In the ’60s, Manhattan hosted some of the greatest jazz music ever performed: Count Basie at Birdland, Thad Jones at the Village Vanguard, Miles Davis anywhere and everywhere. But back then Brian Thomas’ dad spent more time across the river.
“My father talks about living in Manhattan and heading over to New Jersey to hear bands based in the Hammond B3 tradition, like Groove Holmes, Jack McDuff, Jimmy Smith, Jimmy McGriff,” Thomas told the Herald. “So when I started listening to jazz a lot of my first exposure, even before Miles Davis or some of the more traditional gateway musicians, was to this stuff.”
Thomas’ pop’s love of the soul-jazz masters can be heard all over “On the Bone,” trombonist Brian Thomas’ new album, out Jan. 27.
The younger Thomas grew up in upstate New York but much of his education took place in Boston, specifically at Wally’s, the city’s legendary jazz club. During the early 2000s (and beyond), Thomas graduated to touring and recording with a host of Boston (or Boston adjacent) acts – reggae outfit John Brown’s Body, blues/roots/hip hop act G. Love & Special Sauce, jazz funk kings Lettuce and more.
Tracing a similar path as millions of American kids, Thomas moved through the jam band scene and toward more traditional jazz.
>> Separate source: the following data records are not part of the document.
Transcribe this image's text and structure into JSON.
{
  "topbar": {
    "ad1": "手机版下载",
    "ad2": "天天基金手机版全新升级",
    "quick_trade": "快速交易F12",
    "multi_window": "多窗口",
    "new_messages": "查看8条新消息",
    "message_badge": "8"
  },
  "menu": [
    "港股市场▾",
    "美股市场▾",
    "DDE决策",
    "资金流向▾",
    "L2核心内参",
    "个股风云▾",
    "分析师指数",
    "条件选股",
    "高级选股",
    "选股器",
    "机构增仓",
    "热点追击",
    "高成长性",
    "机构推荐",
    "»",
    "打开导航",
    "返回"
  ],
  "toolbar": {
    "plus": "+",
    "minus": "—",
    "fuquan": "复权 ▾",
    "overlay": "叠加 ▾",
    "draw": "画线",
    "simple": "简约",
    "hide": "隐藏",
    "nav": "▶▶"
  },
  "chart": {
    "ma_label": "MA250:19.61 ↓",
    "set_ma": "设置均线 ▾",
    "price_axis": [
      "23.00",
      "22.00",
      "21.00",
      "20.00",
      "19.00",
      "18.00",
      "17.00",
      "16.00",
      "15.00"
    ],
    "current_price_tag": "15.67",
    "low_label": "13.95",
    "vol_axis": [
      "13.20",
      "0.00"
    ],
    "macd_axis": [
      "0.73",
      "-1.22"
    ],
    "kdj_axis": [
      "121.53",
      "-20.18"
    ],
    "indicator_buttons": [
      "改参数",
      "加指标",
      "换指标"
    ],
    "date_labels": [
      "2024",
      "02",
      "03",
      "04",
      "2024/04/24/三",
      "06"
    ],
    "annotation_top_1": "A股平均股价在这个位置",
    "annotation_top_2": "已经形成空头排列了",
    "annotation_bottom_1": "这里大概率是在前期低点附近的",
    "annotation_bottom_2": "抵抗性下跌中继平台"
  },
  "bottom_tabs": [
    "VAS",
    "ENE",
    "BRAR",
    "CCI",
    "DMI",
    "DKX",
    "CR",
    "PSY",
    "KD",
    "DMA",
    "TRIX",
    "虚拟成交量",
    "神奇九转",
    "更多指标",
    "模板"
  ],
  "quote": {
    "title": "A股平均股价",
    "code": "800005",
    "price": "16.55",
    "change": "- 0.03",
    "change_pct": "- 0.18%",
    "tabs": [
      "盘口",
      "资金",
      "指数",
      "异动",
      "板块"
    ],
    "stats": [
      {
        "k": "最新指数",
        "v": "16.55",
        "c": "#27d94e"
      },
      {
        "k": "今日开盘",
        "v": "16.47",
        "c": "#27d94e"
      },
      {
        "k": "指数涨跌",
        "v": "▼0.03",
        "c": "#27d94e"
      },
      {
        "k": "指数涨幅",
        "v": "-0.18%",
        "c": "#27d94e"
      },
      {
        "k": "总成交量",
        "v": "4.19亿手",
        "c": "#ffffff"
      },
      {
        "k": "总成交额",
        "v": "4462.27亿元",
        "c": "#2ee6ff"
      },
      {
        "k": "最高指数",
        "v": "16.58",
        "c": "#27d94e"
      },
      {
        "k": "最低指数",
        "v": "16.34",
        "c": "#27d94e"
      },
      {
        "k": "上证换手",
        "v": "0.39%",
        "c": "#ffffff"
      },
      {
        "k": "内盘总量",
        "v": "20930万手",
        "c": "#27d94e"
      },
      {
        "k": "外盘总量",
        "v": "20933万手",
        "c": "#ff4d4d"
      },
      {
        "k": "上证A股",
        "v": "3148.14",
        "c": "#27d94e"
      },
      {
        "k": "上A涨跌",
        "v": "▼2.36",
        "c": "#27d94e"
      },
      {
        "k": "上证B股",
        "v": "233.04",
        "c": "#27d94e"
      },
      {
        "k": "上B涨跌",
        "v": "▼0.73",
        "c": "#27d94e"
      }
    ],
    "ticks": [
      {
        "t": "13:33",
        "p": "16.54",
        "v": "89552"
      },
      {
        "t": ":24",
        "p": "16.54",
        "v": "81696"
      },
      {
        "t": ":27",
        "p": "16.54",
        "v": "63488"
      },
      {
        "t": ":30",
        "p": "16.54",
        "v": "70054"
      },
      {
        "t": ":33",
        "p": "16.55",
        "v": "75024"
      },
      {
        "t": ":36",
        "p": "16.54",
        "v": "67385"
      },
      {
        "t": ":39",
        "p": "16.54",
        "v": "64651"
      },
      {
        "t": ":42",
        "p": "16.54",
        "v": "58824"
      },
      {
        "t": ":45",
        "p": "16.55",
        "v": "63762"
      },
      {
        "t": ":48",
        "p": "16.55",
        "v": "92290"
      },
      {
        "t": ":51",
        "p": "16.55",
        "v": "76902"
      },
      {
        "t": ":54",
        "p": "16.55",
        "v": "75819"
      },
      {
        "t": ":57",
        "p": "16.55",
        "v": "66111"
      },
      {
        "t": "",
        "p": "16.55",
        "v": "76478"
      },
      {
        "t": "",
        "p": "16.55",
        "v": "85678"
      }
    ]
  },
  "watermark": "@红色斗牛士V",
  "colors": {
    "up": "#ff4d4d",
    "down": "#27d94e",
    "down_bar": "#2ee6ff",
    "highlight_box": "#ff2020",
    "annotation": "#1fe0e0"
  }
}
A lot of his more recent stuff with the BT ALC Big Band – an 18-piece ensemble he co-leads with trumpeter Alex Lee-Clark – nods heavily to soul-jazz. But “On the Bone,” Thomas’ first album under his own name, charges right into the retro grooves of his first love.
“Soul-jazz has a different feel, a different pop to it,” he said. “In some ways, I feel jazz lost its way when it became more formalized and there was less interaction with the crowd. I love when you hear some of these old soul-jazz records and you can hear the audience hootin’ and hollerin’ in the background.”
Translation: You can dance to “On the Bone.”
Thomas has a strategy for writing in a style with a distinctive sound yet not sounding flat or derivative.
“You have to keep in mind the instrumentation and the power of the organ, the kind of bass lines that are written for the organ instead of for the bass,” said Thomas, who also directs all of the instrumental ensembles at Canton High School. “I start with playing on an organ I have in my basement and come up with a chord progression or a groove or a bass line. Often for this kind of stuff, that comes before the melody.”
“It’s got to feel good,” he added. “One of the keys is settling in on how (a song) feels… how does the vibe make the musicians feel, how does it make the audience feel.”
The audience is going to feel great, partly because the musicians sound like they are digging the tunes. The core band on “On on Bone” features local aces Darby Wolf on Hammond B3 organ, guitarist Johnny Trama, drummer Tom Arey, and percussionist Yahubu Garcia-Torres. Thomas spotlights two saxophonists on the record, alto player Scott Mayo and tenor Mike Tucker.
Another special guest, the vibe of his dad’s old record collection. One song, “Orange Bug,” is even named for an orange cassette tape Thomas loved as a kid, a set by tenor sax player Willis Jackson.
“There’s no question my father was the first to expose me to these sounds,” Thomas said.
For details and Brian Thomas’ concert calendar, visit brianthomastrombone.com